Commander in Chief John A. Logan of the Grand Army of the Republic issued the 1868 proclamation declaring the first Decoration Day. He credited his wife, Mary Logan, with the suggestion for the commemoration. But the idea had its roots in the decoration of the graves of Civil War dead by women, going back at least to 1864.
On April 25, 1866, in Columbus, Mississippi, a women's association decorated the graves of both Union and Confederate soldiers. In a nation trying to find a way to move on after a war that split the country, states, communities and even families, this gesture was welcomed as a way to lay the past to rest while honoring those who had fought on either side.
The first formal observance seems to have been on May 5, 1866, in Waterloo, New York -- President Lyndon Johnson recognized this as the "Birthplace of Memorial Day."

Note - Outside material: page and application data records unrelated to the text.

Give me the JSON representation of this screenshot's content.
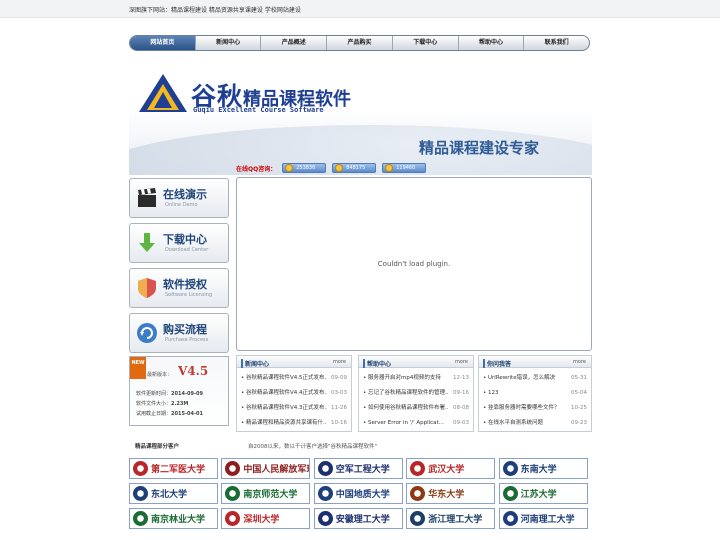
{
  "topbar": {
    "links": "深图旗下网站：精品课程建设  精品资源共享课建设  学校网站建设"
  },
  "nav": {
    "items": [
      "网站首页",
      "新闻中心",
      "产品概述",
      "产品购买",
      "下载中心",
      "帮助中心",
      "联系我们"
    ],
    "active_index": 0
  },
  "brand": {
    "logo_big": "谷秋",
    "logo_rest": "精品课程软件",
    "logo_en": "Guqiu Excellent Course Software",
    "slogan": "精品课程建设专家"
  },
  "qq": {
    "label": "在线QQ咨询：",
    "numbers": [
      "253836",
      "848175",
      "119460"
    ]
  },
  "side_buttons": [
    {
      "title": "在线演示",
      "subtitle": "Online Demo",
      "icon": "clapperboard-icon"
    },
    {
      "title": "下载中心",
      "subtitle": "Download Center",
      "icon": "download-arrow-icon"
    },
    {
      "title": "软件授权",
      "subtitle": "Software Licensing",
      "icon": "shield-icon"
    },
    {
      "title": "购买流程",
      "subtitle": "Purchase Process",
      "icon": "refresh-icon"
    }
  ],
  "version_box": {
    "tag": "NEW",
    "latest_label": "最新版本：",
    "version": "V4.5",
    "rows": [
      {
        "label": "软件更新时间：",
        "value": "2014-09-09"
      },
      {
        "label": "软件文件大小：",
        "value": "2.23M"
      },
      {
        "label": "试用截止日期：",
        "value": "2015-04-01"
      }
    ]
  },
  "plugin": {
    "message": "Couldn't load plugin."
  },
  "panels": {
    "news": {
      "title": "新闻中心",
      "more": "more",
      "items": [
        {
          "text": "谷秋精品课程软件V4.5正式发布...",
          "date": "09-09"
        },
        {
          "text": "谷秋精品课程软件V4.4正式发布...",
          "date": "03-03"
        },
        {
          "text": "谷秋精品课程软件V4.3正式发布...",
          "date": "11-26"
        },
        {
          "text": "精品课程和精品资源共享课有什...",
          "date": "10-16"
        }
      ]
    },
    "help": {
      "title": "帮助中心",
      "more": "more",
      "items": [
        {
          "text": "服务器开启对mp4视频的支持",
          "date": "12-13"
        },
        {
          "text": "忘记了谷秋精品课程软件的管理...",
          "date": "09-16"
        },
        {
          "text": "如何使用谷秋精品课程软件布署...",
          "date": "08-08"
        },
        {
          "text": "Server Error in '/' Applicat...",
          "date": "09-03"
        }
      ]
    },
    "faq": {
      "title": "你问我答",
      "more": "more",
      "items": [
        {
          "text": "UrlRewrite错误，怎么解决",
          "date": "05-31"
        },
        {
          "text": "123",
          "date": "05-04"
        },
        {
          "text": "挂靠服务器时需要哪些文件？",
          "date": "10-25"
        },
        {
          "text": "在线水平自测系统问题",
          "date": "09-23"
        }
      ]
    }
  },
  "partners": {
    "title": "精品课程部分客户",
    "desc": "自2008以来，数以千计客户选择\"谷秋精品课程软件\"",
    "logos": [
      {
        "name": "第二军医大学",
        "color": "#b8262a"
      },
      {
        "name": "中国人民解放军理工大学",
        "color": "#8b1e1e"
      },
      {
        "name": "空军工程大学",
        "color": "#1d2f6e"
      },
      {
        "name": "武汉大学",
        "color": "#b8262a"
      },
      {
        "name": "东南大学",
        "color": "#1d3f7a"
      },
      {
        "name": "东北大学",
        "color": "#1d3f7a"
      },
      {
        "name": "南京师范大学",
        "color": "#1b6b34"
      },
      {
        "name": "中国地质大学",
        "color": "#1d3f7a"
      },
      {
        "name": "华东大学",
        "color": "#8b3a12"
      },
      {
        "name": "江苏大学",
        "color": "#1b6b34"
      },
      {
        "name": "南京林业大学",
        "color": "#1b6b34"
      },
      {
        "name": "深圳大学",
        "color": "#b8262a"
      },
      {
        "name": "安徽理工大学",
        "color": "#1d2f6e"
      },
      {
        "name": "浙江理工大学",
        "color": "#1b3f68"
      },
      {
        "name": "河南理工大学",
        "color": "#1d3f7a"
      }
    ]
  }
}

On May 30, 1870, General Logan gave an address in honor of the new commemorative holiday. In it he said: "This Memorial Day, on which we decorate their graves with the tokens of love and affection, is no idle ceremony with us, to pass away an hour; but it brings back to our minds in all their vividness the fearful conflicts of that terrible war in which they fell as victims.... Let us, then, all unite in the solemn feelings of the hour, and tender with our flowers the warmest sympathies of our souls! Let us revive our patriotism and love of country by this act, and strengthen our loyalty by the example of the noble dead around us...."